In the United States, the Magnificent Frigatebird breeding colony in Dry Tortugas, Florida relocated from the Marquesas Atoll in Florida's Key West National Wildlife Refuge, apparently in response to increasing harassment by recreational boats and small planes. In 1988, breeding was confirmed on the Dry Tortugas with nine nesting pairs. Counts in the late 1990s and early 2000s recorded 50 to 100 pairs at this colony. The Southeastern Waterbird Conservation Plan calls for protecting the Dry Tortugas' colony from invasive predators and intense tourism. It also recommends that the Marquesas Atoll colony be re-established. The small success of the Magnificent Frigatebird in Dry Tortugas demonstrates the potential recovery of a declining species, when it is protected from human intrusion and provided with natural habitat.
What You Can Do
When visiting southern Florida, look for the Magnificent Frigatebird along the coast. The Ding Darling National Wildlife Refuge, on Sanibel Island, Florida, hosts a wildlife festival every second weekend in October.

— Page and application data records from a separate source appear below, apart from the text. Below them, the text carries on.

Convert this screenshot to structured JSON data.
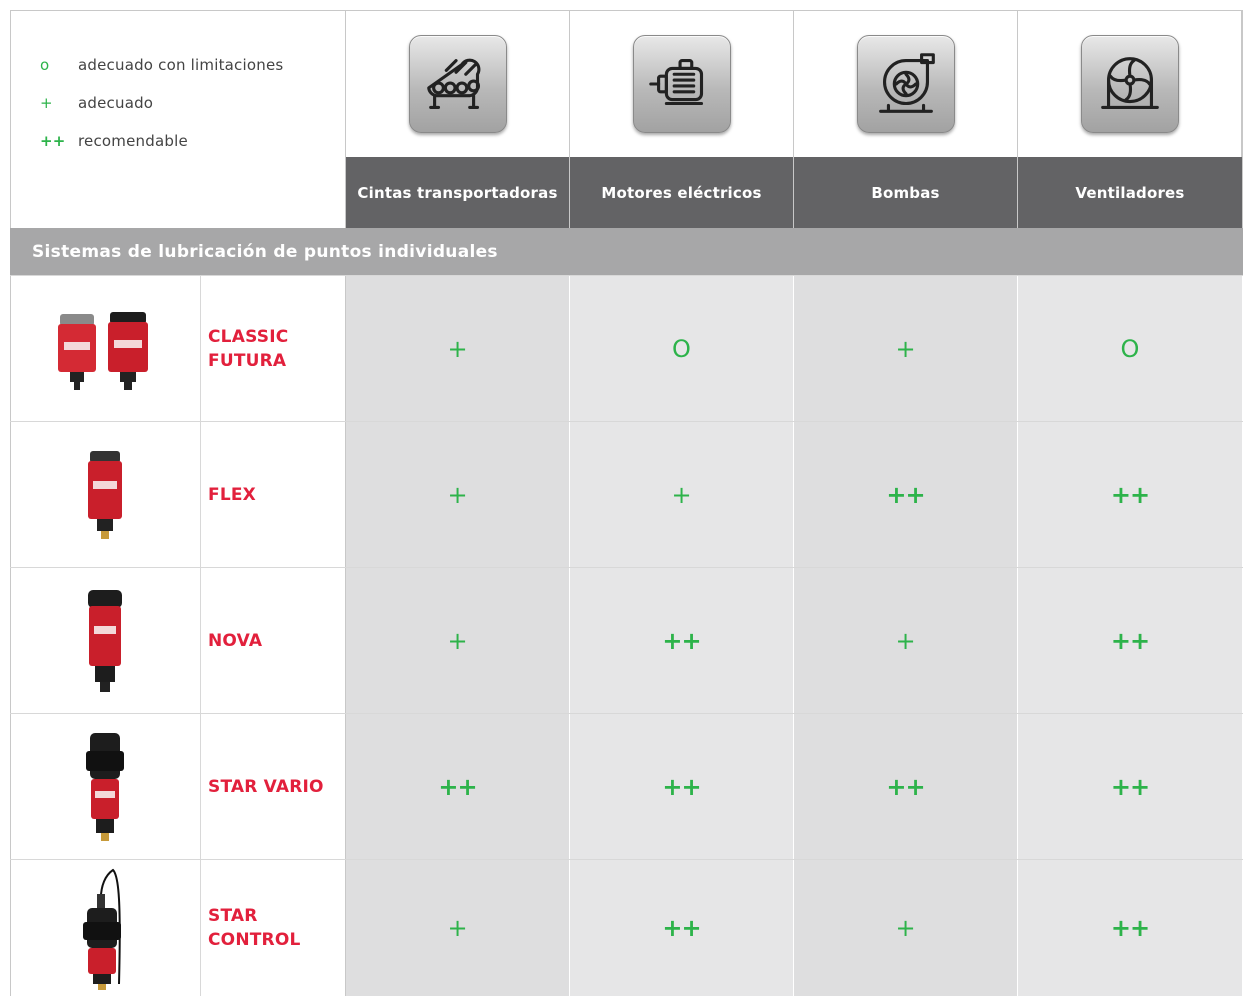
{
  "legend": [
    {
      "symbol": "o",
      "label": "adecuado con limitaciones"
    },
    {
      "symbol": "+",
      "label": "adecuado"
    },
    {
      "symbol": "++",
      "label": "recomendable"
    }
  ],
  "columns": [
    {
      "label": "Cintas transportadoras",
      "icon": "conveyor-belt-icon"
    },
    {
      "label": "Motores eléctricos",
      "icon": "electric-motor-icon"
    },
    {
      "label": "Bombas",
      "icon": "pump-icon"
    },
    {
      "label": "Ventiladores",
      "icon": "fan-icon"
    }
  ],
  "section_title": "Sistemas de lubricación de puntos individuales",
  "rows": [
    {
      "name_line1": "CLASSIC",
      "name_line2": "FUTURA",
      "image": "classic-futura-lubricator-image",
      "values": [
        "+",
        "O",
        "+",
        "O"
      ]
    },
    {
      "name_line1": "FLEX",
      "name_line2": "",
      "image": "flex-lubricator-image",
      "values": [
        "+",
        "+",
        "++",
        "++"
      ]
    },
    {
      "name_line1": "NOVA",
      "name_line2": "",
      "image": "nova-lubricator-image",
      "values": [
        "+",
        "++",
        "+",
        "++"
      ]
    },
    {
      "name_line1": "STAR VARIO",
      "name_line2": "",
      "image": "star-vario-lubricator-image",
      "values": [
        "++",
        "++",
        "++",
        "++"
      ]
    },
    {
      "name_line1": "STAR",
      "name_line2": "CONTROL",
      "image": "star-control-lubricator-image",
      "values": [
        "+",
        "++",
        "+",
        "++"
      ]
    }
  ],
  "colors": {
    "accent_green": "#2db34a",
    "product_red": "#e2203c",
    "header_dark": "#636365",
    "section_gray": "#a7a7a8"
  }
}
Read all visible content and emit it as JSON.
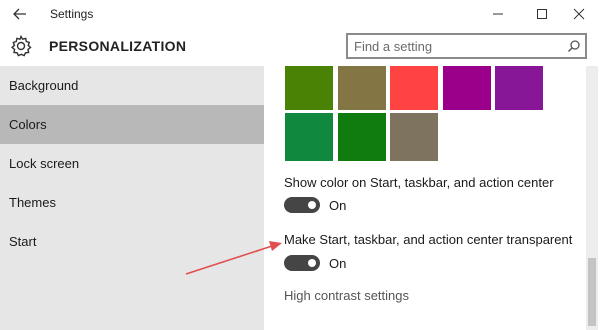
{
  "window": {
    "title": "Settings",
    "back_icon": "back-arrow-icon",
    "controls": [
      "minimize-icon",
      "maximize-icon",
      "close-icon"
    ]
  },
  "header": {
    "icon": "gear-icon",
    "title": "PERSONALIZATION",
    "search_placeholder": "Find a setting",
    "search_icon": "search-icon"
  },
  "sidebar": {
    "items": [
      {
        "label": "Background",
        "selected": false
      },
      {
        "label": "Colors",
        "selected": true
      },
      {
        "label": "Lock screen",
        "selected": false
      },
      {
        "label": "Themes",
        "selected": false
      },
      {
        "label": "Start",
        "selected": false
      }
    ]
  },
  "main": {
    "swatch_colors": [
      "#498205",
      "#847545",
      "#FF4343",
      "#9A0089",
      "#881798",
      "#10893E",
      "#107C10",
      "#7E735F"
    ],
    "settings": [
      {
        "label": "Show color on Start, taskbar, and action center",
        "state": "On",
        "on": true
      },
      {
        "label": "Make Start, taskbar, and action center transparent",
        "state": "On",
        "on": true
      }
    ],
    "link": "High contrast settings"
  },
  "annotation": {
    "arrow_color": "#E05050"
  }
}
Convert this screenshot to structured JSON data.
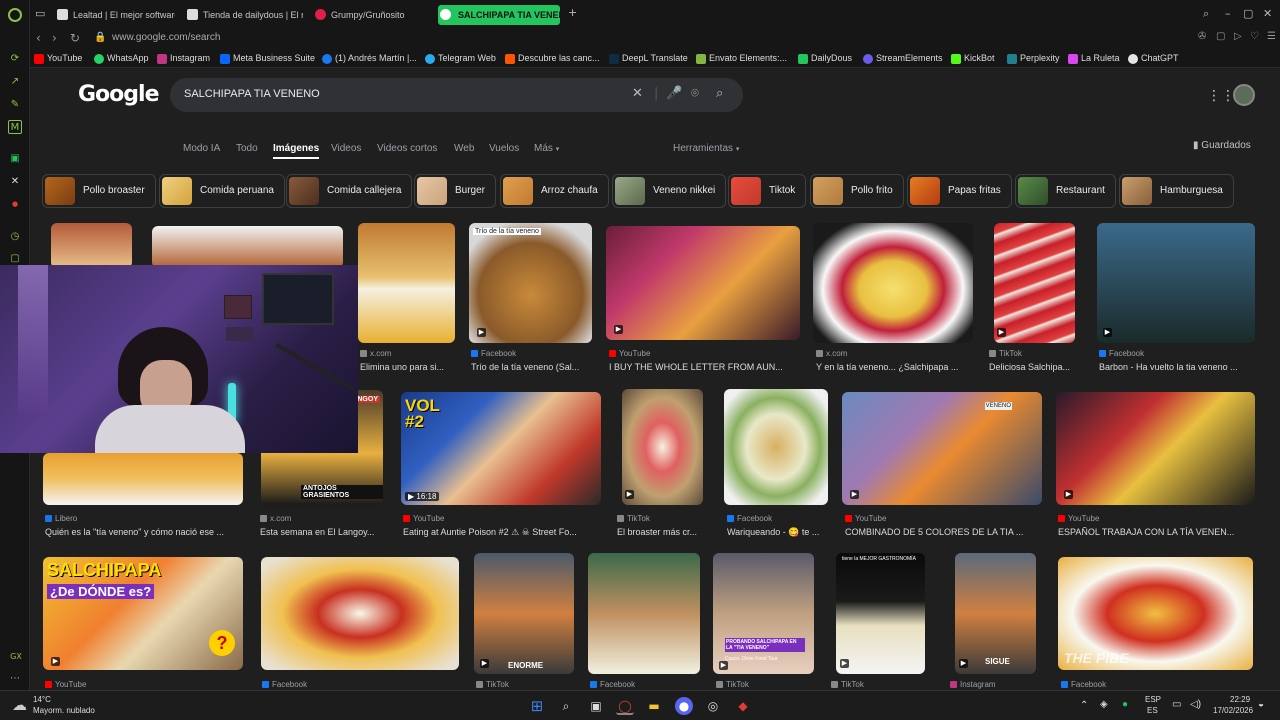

Buy seafood products and take vacations that do not contribute to the destruction of the mangrove forests that the Magnificent Frigatebirds need for breeding. Shrimp farming and tourism are large contributors to the destruction of mangrove forests.

Respect the Magnificent Frigatebird's nesting colonies, especially in the Dry Tortugas, by not flying over them or approaching them by boat. 

Find out about actions you can take including Audubon programs and activities.
More Information
Learn more about this species and other birds through these resources.
Natural History References
Diamond, A. W., and E. A. Schreiber. 2002. Magnificent Frigatebird (Fregata magnificens). In The Birds of North America, No. 601 (A. Poole and F. Gill, Eds.). The Birds of North America, Inc., Philadelphia, PA.

Sibley, David Allen. The Sibley Guide to Birds. Alfred A. Knopf, New York. 2000.
Conservation Status References
Albin, Eleazar. A natural history of birds. 1731–38.

Diamond, A. W., and E. A. Schreiber. 2002. Magnificent Frigatebird (Fregata magnificens). In The Birds of North America, No. 601 (A. Poole and F. Gill, Eds.). The Birds of North America, Inc., Philadelphia, PA.

Doyle, Thomas W., Thomas C. Michot, Richard H. Day, and Christopher J. Wells. "Recent colonization of mangrove and frigatebird populations in the Dry Tortugas, Florida." Park Science 21:1 (Fall/Winter 2001).

Sibley, David Allen. The Sibley Guide to Birds. Alfred A. Knopf, New York. 2000.

The Southeastern Waterbird Conservation Plan. Compiled by William C. Hunter, Walker Golder, Stefani Melvin, and Jennifer Wheeler. United States Fish and Wildlife Service. September, 2006. Accessed 7 May, 2007.